> _ASSIGNMENT_
Reproduce each line of the entries that carries "email".

Start of DATA PROVIDED

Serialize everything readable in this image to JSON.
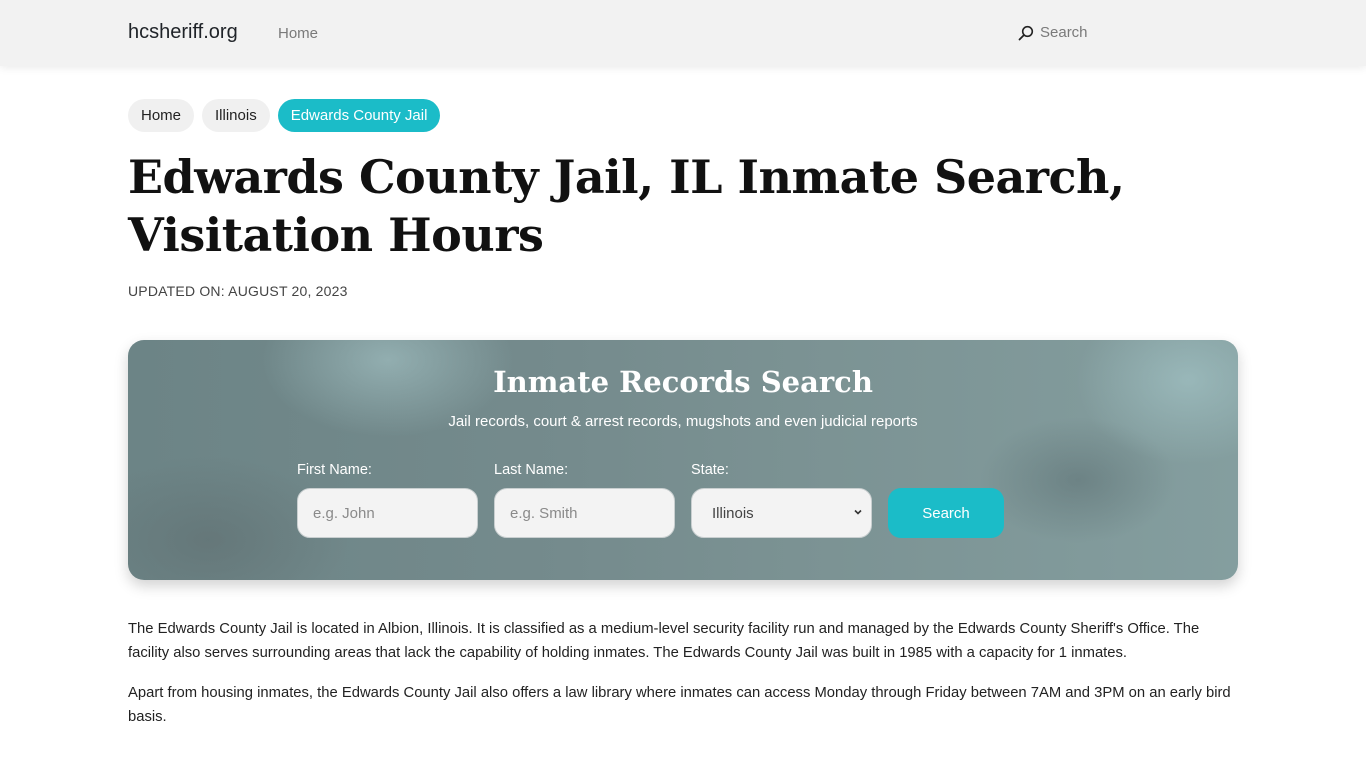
{
  "nav": {
    "brand": "hcsheriff.org",
    "home_link": "Home",
    "search_label": "Search"
  },
  "breadcrumb": [
    {
      "label": "Home"
    },
    {
      "label": "Illinois"
    },
    {
      "label": "Edwards County Jail",
      "active": true
    }
  ],
  "page": {
    "title": "Edwards County Jail, IL Inmate Search, Visitation Hours",
    "updated": "UPDATED ON: AUGUST 20, 2023"
  },
  "search_panel": {
    "title": "Inmate Records Search",
    "subtitle": "Jail records, court & arrest records, mugshots and even judicial reports",
    "first_name": {
      "label": "First Name:",
      "placeholder": "e.g. John",
      "value": ""
    },
    "last_name": {
      "label": "Last Name:",
      "placeholder": "e.g. Smith",
      "value": ""
    },
    "state": {
      "label": "State:",
      "selected": "Illinois"
    },
    "button_label": "Search"
  },
  "content": {
    "paragraphs": [
      "The Edwards County Jail is located in Albion, Illinois. It is classified as a medium-level security facility run and managed by the Edwards County Sheriff's Office. The facility also serves surrounding areas that lack the capability of holding inmates. The Edwards County Jail was built in 1985 with a capacity for 1 inmates.",
      "Apart from housing inmates, the Edwards County Jail also offers a law library where inmates can access Monday through Friday between 7AM and 3PM on an early bird basis."
    ]
  },
  "colors": {
    "accent": "#1bbcc8",
    "navbar_bg": "#f2f2f2",
    "panel_bg": "#758b8d"
  }
}
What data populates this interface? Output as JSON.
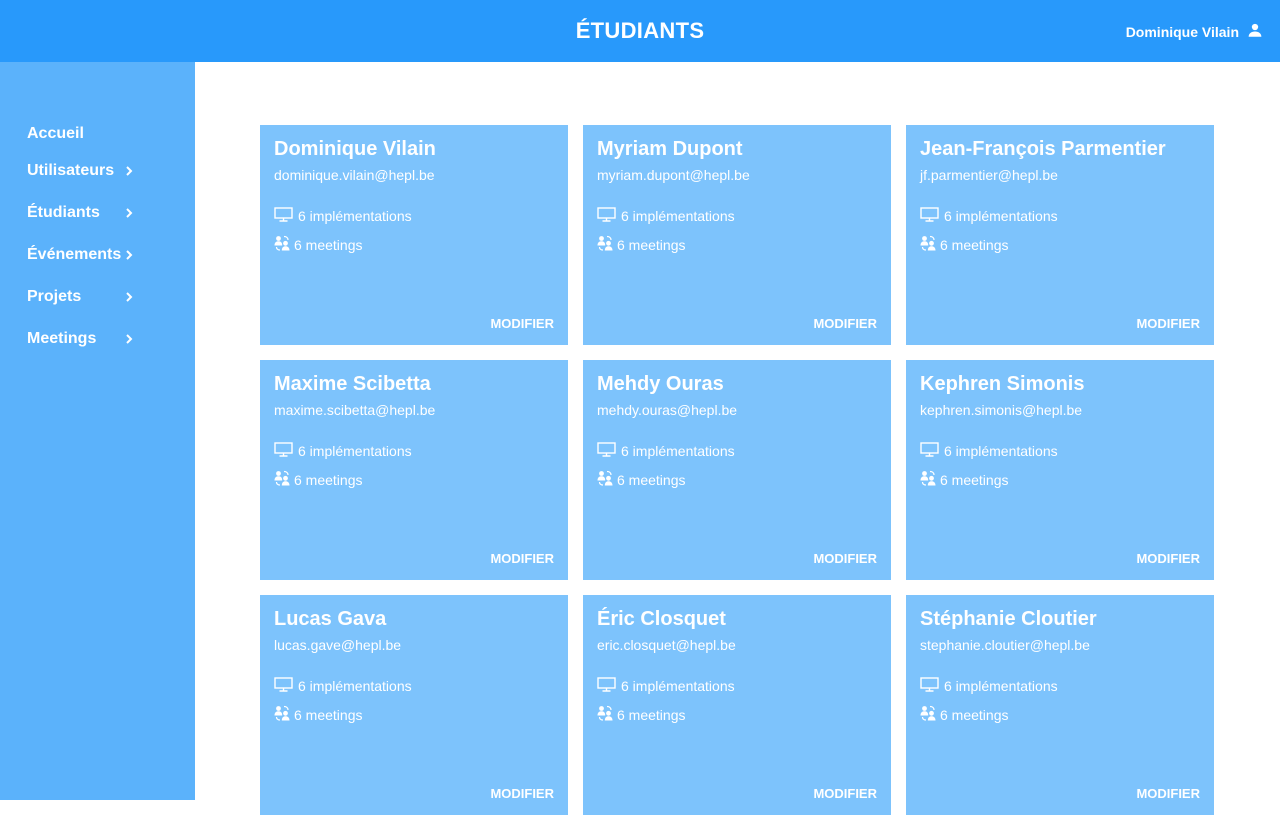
{
  "header": {
    "title": "ÉTUDIANTS",
    "user_name": "Dominique Vilain"
  },
  "sidebar": {
    "items": [
      {
        "label": "Accueil",
        "has_chevron": false
      },
      {
        "label": "Utilisateurs",
        "has_chevron": true
      },
      {
        "label": "Étudiants",
        "has_chevron": true
      },
      {
        "label": "Événements",
        "has_chevron": true
      },
      {
        "label": "Projets",
        "has_chevron": true
      },
      {
        "label": "Meetings",
        "has_chevron": true
      }
    ]
  },
  "students": [
    {
      "name": "Dominique Vilain",
      "email": "dominique.vilain@hepl.be",
      "implementations": "6 implémentations",
      "meetings": "6 meetings",
      "action": "MODIFIER"
    },
    {
      "name": "Myriam Dupont",
      "email": "myriam.dupont@hepl.be",
      "implementations": "6 implémentations",
      "meetings": "6 meetings",
      "action": "MODIFIER"
    },
    {
      "name": "Jean-François Parmentier",
      "email": "jf.parmentier@hepl.be",
      "implementations": "6 implémentations",
      "meetings": "6 meetings",
      "action": "MODIFIER"
    },
    {
      "name": "Maxime Scibetta",
      "email": "maxime.scibetta@hepl.be",
      "implementations": "6 implémentations",
      "meetings": "6 meetings",
      "action": "MODIFIER"
    },
    {
      "name": "Mehdy Ouras",
      "email": "mehdy.ouras@hepl.be",
      "implementations": "6 implémentations",
      "meetings": "6 meetings",
      "action": "MODIFIER"
    },
    {
      "name": "Kephren Simonis",
      "email": "kephren.simonis@hepl.be",
      "implementations": "6 implémentations",
      "meetings": "6 meetings",
      "action": "MODIFIER"
    },
    {
      "name": "Lucas Gava",
      "email": "lucas.gave@hepl.be",
      "implementations": "6 implémentations",
      "meetings": "6 meetings",
      "action": "MODIFIER"
    },
    {
      "name": "Éric Closquet",
      "email": "eric.closquet@hepl.be",
      "implementations": "6 implémentations",
      "meetings": "6 meetings",
      "action": "MODIFIER"
    },
    {
      "name": "Stéphanie Cloutier",
      "email": "stephanie.cloutier@hepl.be",
      "implementations": "6 implémentations",
      "meetings": "6 meetings",
      "action": "MODIFIER"
    }
  ],
  "colors": {
    "header": "#2899fb",
    "sidebar": "#5bb2fb",
    "card": "#7dc3fc"
  }
}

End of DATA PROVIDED

> _TASK RESPONSE_
      "email": "dominique.vilain@hepl.be",
      "email": "myriam.dupont@hepl.be",
      "email": "jf.parmentier@hepl.be",
      "email": "maxime.scibetta@hepl.be",
      "email": "mehdy.ouras@hepl.be",
      "email": "kephren.simonis@hepl.be",
      "email": "lucas.gave@hepl.be",
      "email": "eric.closquet@hepl.be",
      "email": "stephanie.cloutier@hepl.be",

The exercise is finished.